In The American Friend, Hopper brilliantly chose to play Patricia Highsmith’s criminal Ripley as a melancholic—no less murderous, but desolate and sad, too. “I was trying to figure out,” Bardach said, “where did these rages come from? I had been around a lot of alcoholics, junkies, drug addicts, but never…” The closest she ever came was when Hopper began talking about his childhood one night. His father was in the Office of Strategic Services, the forerunner to the CIA, and the family pretended that Dad had been killed in action as part of an elaborate cover story. Hopper never forgot the deception, and his parents seemed to resent him for knowing. There were boundaries violated, and not just emotional ones—he remembered his mother throwing raw eggs at his face. Even if an explanation ultimately escaped her, Bardach remained fond: “The thing about Dennis Hopper was, he might have been crazy, but he was talented, really talented. And a lot of the other [Hollywood people], no talent and all crazy.”
And there are things in Backtrack to be fond of. I’m thinking of Milo blowing his saxophone, then getting mad at his saxophone, then unsuccessfully hurling his saxophone against a plexiglass window. His line reading for “I own a large chain of laundromats” is somehow the best joke in the film. (Hopper never got enough recognition for this; he’s the only Super Mario Bros. cast member being funny on purpose, and his last memorable role, in George Romero’s Land of the Dead, replaced the usual typecast villainy with comic aloofness.) The beautiful, nightmarish industrial landscapes repaint Antonioni’s Red Desert in L.A. neon. Jodie Foster may have hated making Backtrack (though, unlike Joe Pesci, she left her name on it), but the husky voice and determined set of her jaw suggest Clarice Starling enduring a biennale. Near the end, for no greater reason than anything else in this movie, she actually wanders through the desert cradling a lamb—as if Hopper’s cut had been butchered so wildly as to gash time itself.

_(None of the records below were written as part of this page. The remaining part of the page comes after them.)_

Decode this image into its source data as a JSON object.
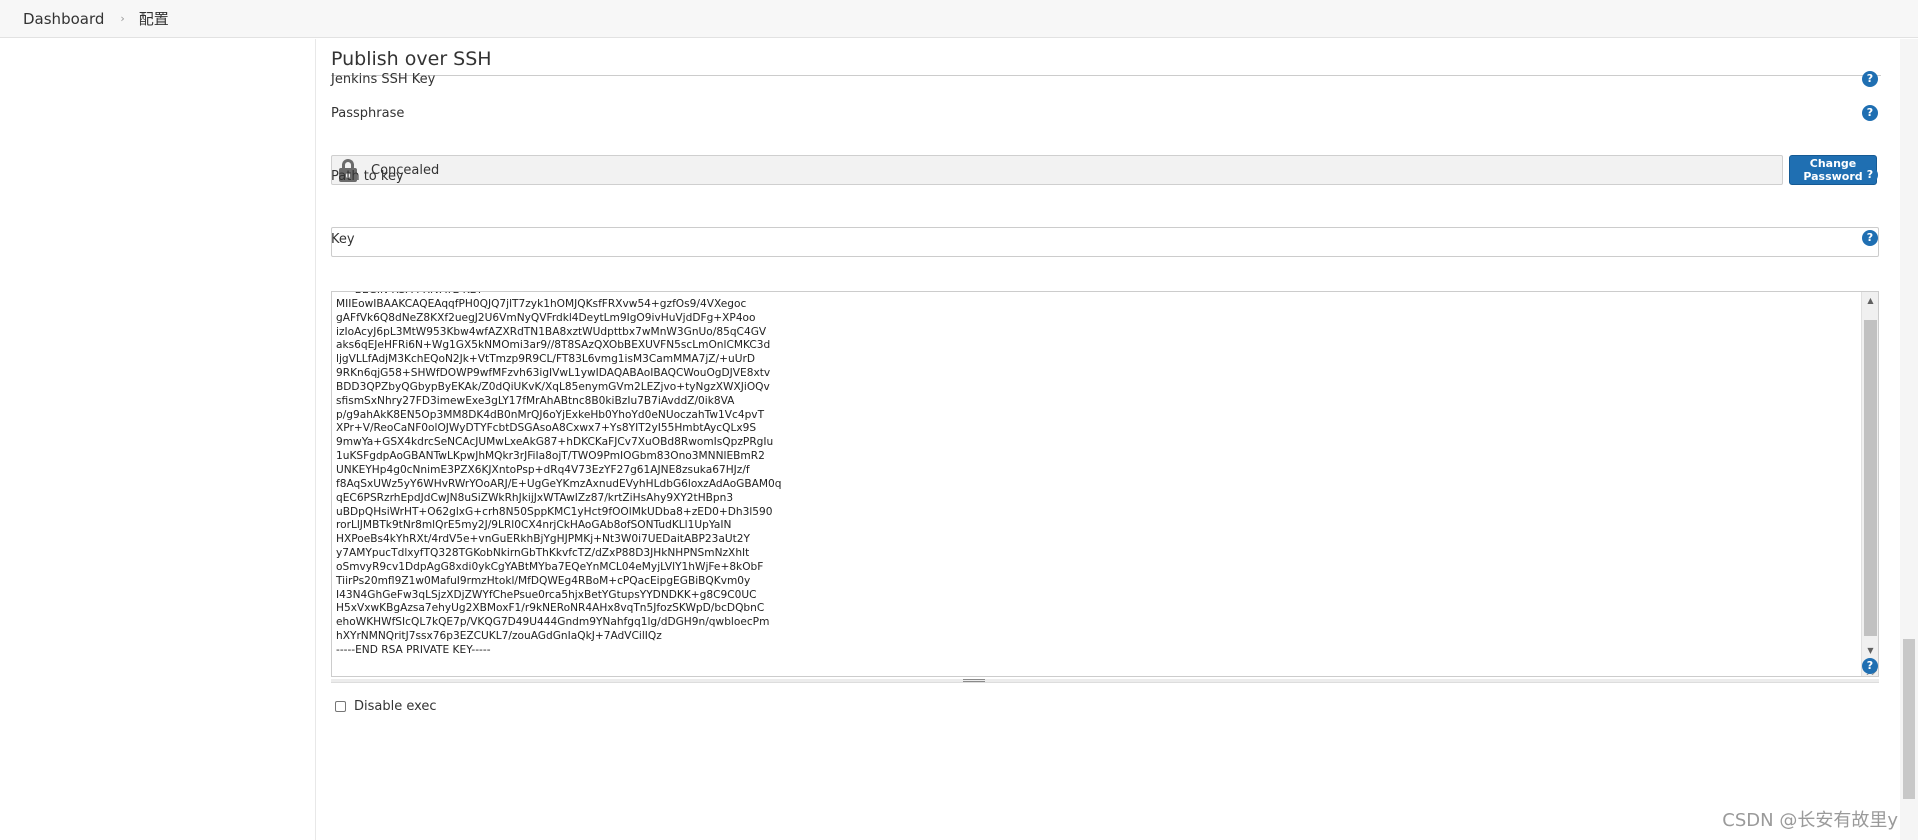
{
  "breadcrumb": {
    "items": [
      "Dashboard",
      "配置"
    ],
    "separator": "›"
  },
  "section": {
    "title": "Publish over SSH"
  },
  "fields": {
    "jenkins_ssh_key_label": "Jenkins SSH Key",
    "passphrase_label": "Passphrase",
    "passphrase_value": "Concealed",
    "change_password_label": "Change Password",
    "path_to_key_label": "Path to key",
    "path_to_key_value": "",
    "key_label": "Key",
    "key_value": "-----BEGIN RSA PRIVATE KEY-----\nMIIEowIBAAKCAQEAqqfPH0QJQ7jlT7zyk1hOMJQKsfFRXvw54+gzfOs9/4VXegoc\ngAFfVk6Q8dNeZ8KXf2uegJ2U6VmNyQVFrdkl4DeytLm9IgO9ivHuVjdDFg+XP4oo\nizIoAcyJ6pL3MtW953Kbw4wfAZXRdTN1BA8xztWUdpttbx7wMnW3GnUo/85qC4GV\naks6qEJeHFRi6N+Wg1GX5kNMOmi3ar9//8T8SAzQXObBEXUVFN5scLmOnlCMKC3d\nljgVLLfAdjM3KchEQoN2Jk+VtTmzp9R9CL/FT83L6vmg1isM3CamMMA7jZ/+uUrD\n9RKn6qjG58+SHWfDOWP9wfMFzvh63igIVwL1ywIDAQABAoIBAQCWouOgDJVE8xtv\nBDD3QPZbyQGbypByEKAk/Z0dQiUKvK/XqL85enymGVm2LEZjvo+tyNgzXWXJiOQv\nsfismSxNhry27FD3imewExe3gLY17fMrAhABtnc8B0kiBzIu7B7iAvddZ/0ik8VA\np/g9ahAkK8EN5Op3MM8DK4dB0nMrQJ6oYjExkeHb0YhoYd0eNUoczahTw1Vc4pvT\nXPr+V/ReoCaNF0olOJWyDTYFcbtDSGAsoA8Cxwx7+Ys8YIT2yI55HmbtAycQLx9S\n9mwYa+GSX4kdrcSeNCAcJUMwLxeAkG87+hDKCKaFJCv7XuOBd8RwomIsQpzPRgIu\n1uKSFgdpAoGBANTwLKpwJhMQkr3rJFiIa8ojT/TWO9PmIOGbm83Ono3MNNlEBmR2\nUNKEYHp4g0cNnimE3PZX6KJXntoPsp+dRq4V73EzYF27g61AJNE8zsuka67HJz/f\nf8AqSxUWz5yY6WHvRWrYOoARJ/E+UgGeYKmzAxnudEVyhHLdbG6loxzAdAoGBAM0q\nqEC6PSRzrhEpdJdCwJN8uSiZWkRhJkijJxWTAwIZz87/krtZiHsAhy9XY2tHBpn3\nuBDpQHsiWrHT+O62glxG+crh8N50SppKMC1yHct9fOOlMkUDba8+zED0+Dh3l590\nrorLlJMBTk9tNr8mlQrE5my2J/9LRl0CX4nrjCkHAoGAb8ofSONTudKLl1UpYaIN\nHXPoeBs4kYhRXt/4rdV5e+vnGuERkhBjYgHJPMKj+Nt3W0i7UEDaitABP23aUt2Y\ny7AMYpucTdlxyfTQ328TGKobNkirnGbThKkvfcTZ/dZxP88D3JHkNHPNSmNzXhIt\noSmvyR9cv1DdpAgG8xdi0ykCgYABtMYba7EQeYnMCL04eMyjLVlY1hWjFe+8kObF\nTiirPs20mfl9Z1w0MafuI9rmzHtokl/MfDQWEg4RBoM+cPQacEipgEGBiBQKvm0y\nI43N4GhGeFw3qLSjzXDjZWYfChePsue0rca5hjxBetYGtupsYYDNDKK+g8C9C0UC\nH5xVxwKBgAzsa7ehyUg2XBMoxF1/r9kNERoNR4AHx8vqTn5JfozSKWpD/bcDQbnC\nehoWKHWfSIcQL7kQE7p/VKQG7D49U444Gndm9YNahfgq1lg/dDGH9n/qwbloecPm\nhXYrNMNQritJ7ssx76p3EZCUKL7/zouAGdGnIaQkJ+7AdVCilIQz\n-----END RSA PRIVATE KEY-----",
    "disable_exec_label": "Disable exec",
    "disable_exec_checked": false
  },
  "help_icon_glyph": "?",
  "icons": {
    "lock": "lock-icon",
    "help": "help-icon",
    "scroll_up": "▲",
    "scroll_down": "▼"
  },
  "colors": {
    "accent": "#1f6fb2",
    "breadcrumb_bg": "#f7f7f7",
    "concealed_bg": "#f2f2f2"
  },
  "watermark": "CSDN @长安有故里y"
}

The musician John Darnielle, who grew up with an abusive stepfather, spoke on Marc Maron’s WTF podcast about his experience of addiction: “A lot of drug abuse that arises from having been abused, and from being in environments that deprive you, is about wanting to feel power. [It’s] wanting to say, “Well, I can control something… I can control the rate of my own destruction.” In the 1970s, Jenny Holzer made a series of “inflammatory essays,” stark yet elusive, one of which said: RUIN YOUR FUCKING SELF BEFORE THEY DO. I can’t pretend to know what Hopper saw in her art, but quite a few Holzer phrases do sound like something said to, by, or about a Dennis Hopper character. You get amazing sensations from guns. Abuse of power comes as no surprise. Slipping into madness is good for the sake of comparison. Protect me from what I want.